**Exercise description:** Once the pictures are set aside, print the records that follow exactly as written.

**Extracted records:**
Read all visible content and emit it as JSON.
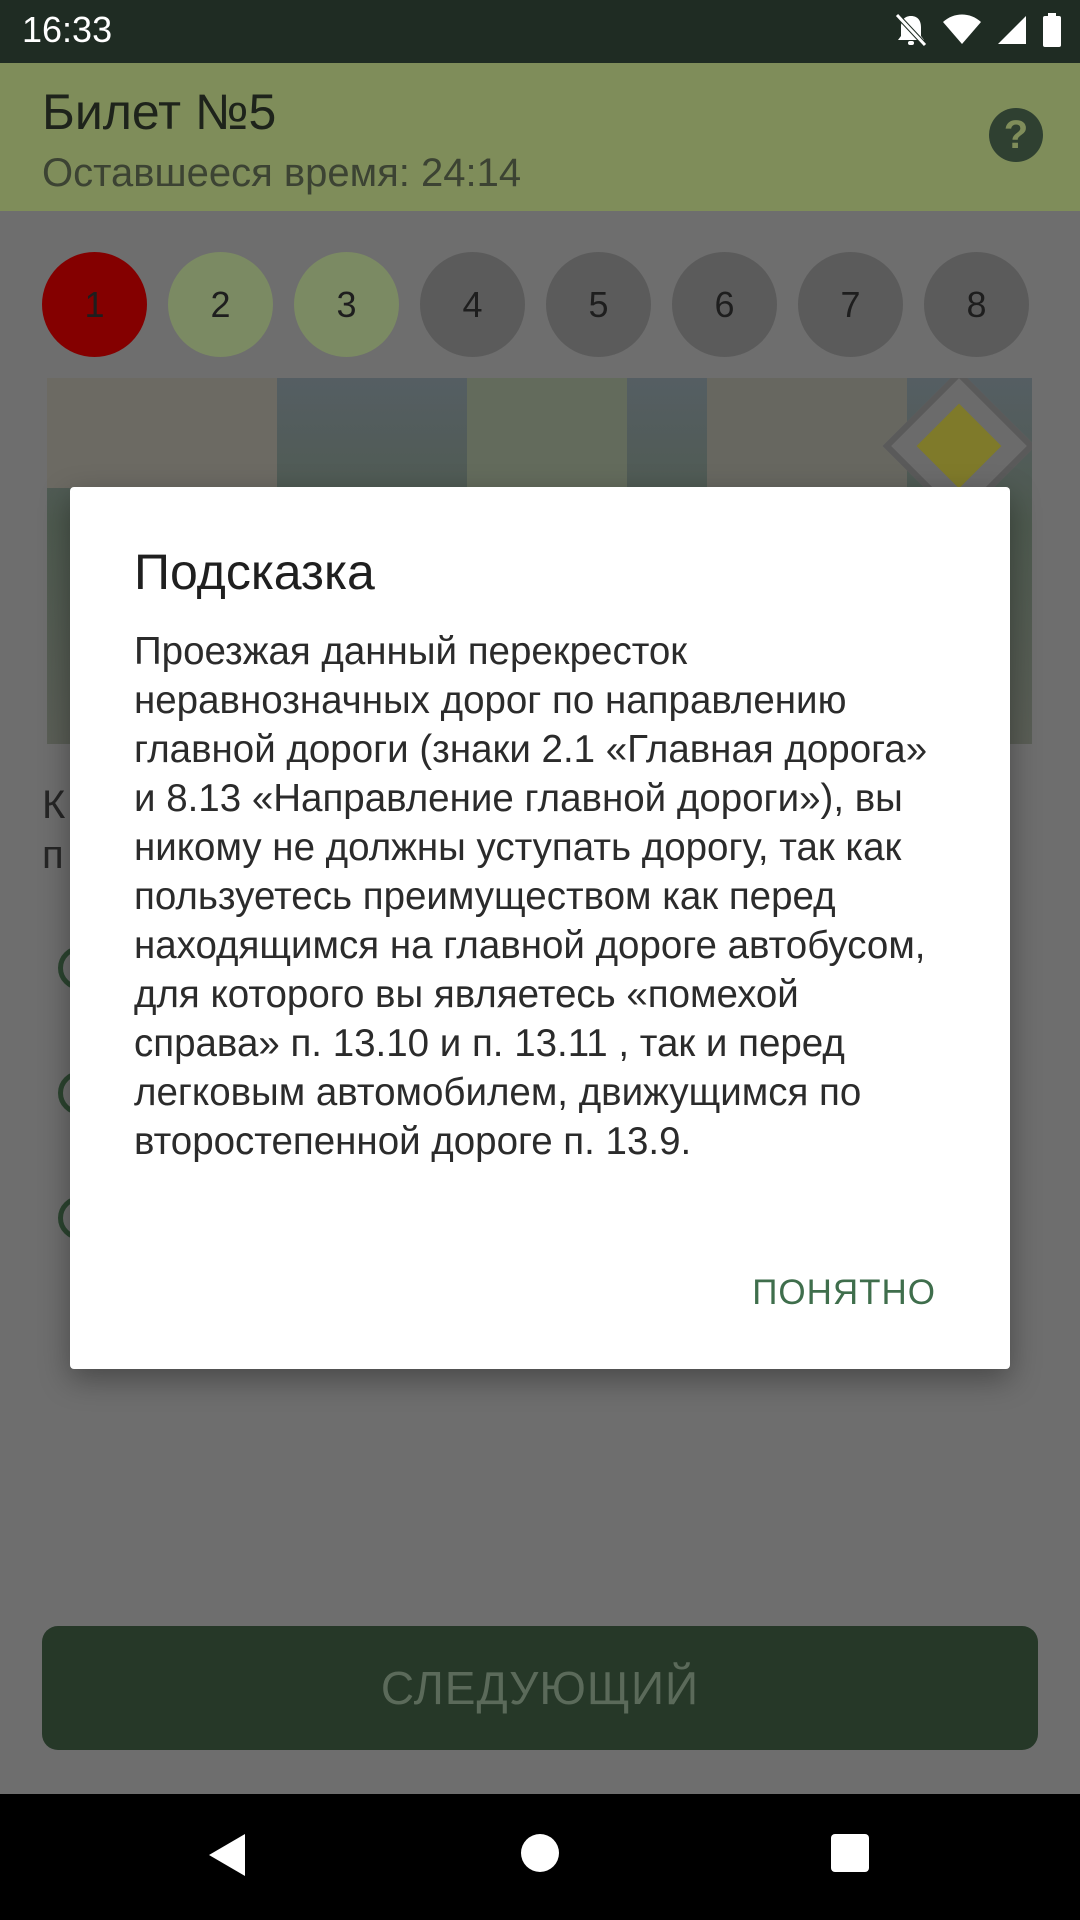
{
  "status_bar": {
    "time": "16:33",
    "icons": [
      "bell-off-icon",
      "wifi-icon",
      "signal-icon",
      "battery-icon"
    ]
  },
  "app_bar": {
    "title": "Билет №5",
    "subtitle": "Оставшееся время: 24:14",
    "help_glyph": "?"
  },
  "question_tabs": [
    {
      "label": "1",
      "state": "current"
    },
    {
      "label": "2",
      "state": "done"
    },
    {
      "label": "3",
      "state": "done"
    },
    {
      "label": "4",
      "state": "pending"
    },
    {
      "label": "5",
      "state": "pending"
    },
    {
      "label": "6",
      "state": "pending"
    },
    {
      "label": "7",
      "state": "pending"
    },
    {
      "label": "8",
      "state": "pending"
    }
  ],
  "question": {
    "line1_start": "К",
    "line2_start": "п"
  },
  "next_button": {
    "label": "СЛЕДУЮЩИЙ"
  },
  "dialog": {
    "title": "Подсказка",
    "body": "Проезжая данный перекресток неравнозначных дорог по направлению главной дороги (знаки 2.1 «Главная дорога» и 8.13 «Направление главной дороги»), вы никому не должны уступать дорогу, так как пользуетесь преимуществом как перед находящимся на главной дороге автобусом, для которого вы являетесь «помехой справа» п. 13.10 и п. 13.11 , так и перед легковым автомобилем, движущимся по второстепенной дороге п. 13.9.",
    "ok_label": "ПОНЯТНО"
  },
  "colors": {
    "status_bar": "#1f2c23",
    "app_bar": "#7f8d5a",
    "current_tab": "#840000",
    "done_tab": "#7b8a63",
    "accent": "#3f6e4c",
    "next_button": "#263828"
  }
}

**Output for this task:**
Read all visible content and emit it as JSON.
{
  "status_bar": {
    "time": "16:33",
    "icons": [
      "bell-off-icon",
      "wifi-icon",
      "signal-icon",
      "battery-icon"
    ]
  },
  "app_bar": {
    "title": "Билет №5",
    "subtitle": "Оставшееся время: 24:14",
    "help_glyph": "?"
  },
  "question_tabs": [
    {
      "label": "1",
      "state": "current"
    },
    {
      "label": "2",
      "state": "done"
    },
    {
      "label": "3",
      "state": "done"
    },
    {
      "label": "4",
      "state": "pending"
    },
    {
      "label": "5",
      "state": "pending"
    },
    {
      "label": "6",
      "state": "pending"
    },
    {
      "label": "7",
      "state": "pending"
    },
    {
      "label": "8",
      "state": "pending"
    }
  ],
  "question": {
    "line1_start": "К",
    "line2_start": "п"
  },
  "next_button": {
    "label": "СЛЕДУЮЩИЙ"
  },
  "dialog": {
    "title": "Подсказка",
    "body": "Проезжая данный перекресток неравнозначных дорог по направлению главной дороги (знаки 2.1 «Главная дорога» и 8.13 «Направление главной дороги»), вы никому не должны уступать дорогу, так как пользуетесь преимуществом как перед находящимся на главной дороге автобусом, для которого вы являетесь «помехой справа» п. 13.10 и п. 13.11 , так и перед легковым автомобилем, движущимся по второстепенной дороге п. 13.9.",
    "ok_label": "ПОНЯТНО"
  },
  "colors": {
    "status_bar": "#1f2c23",
    "app_bar": "#7f8d5a",
    "current_tab": "#840000",
    "done_tab": "#7b8a63",
    "accent": "#3f6e4c",
    "next_button": "#263828"
  }
}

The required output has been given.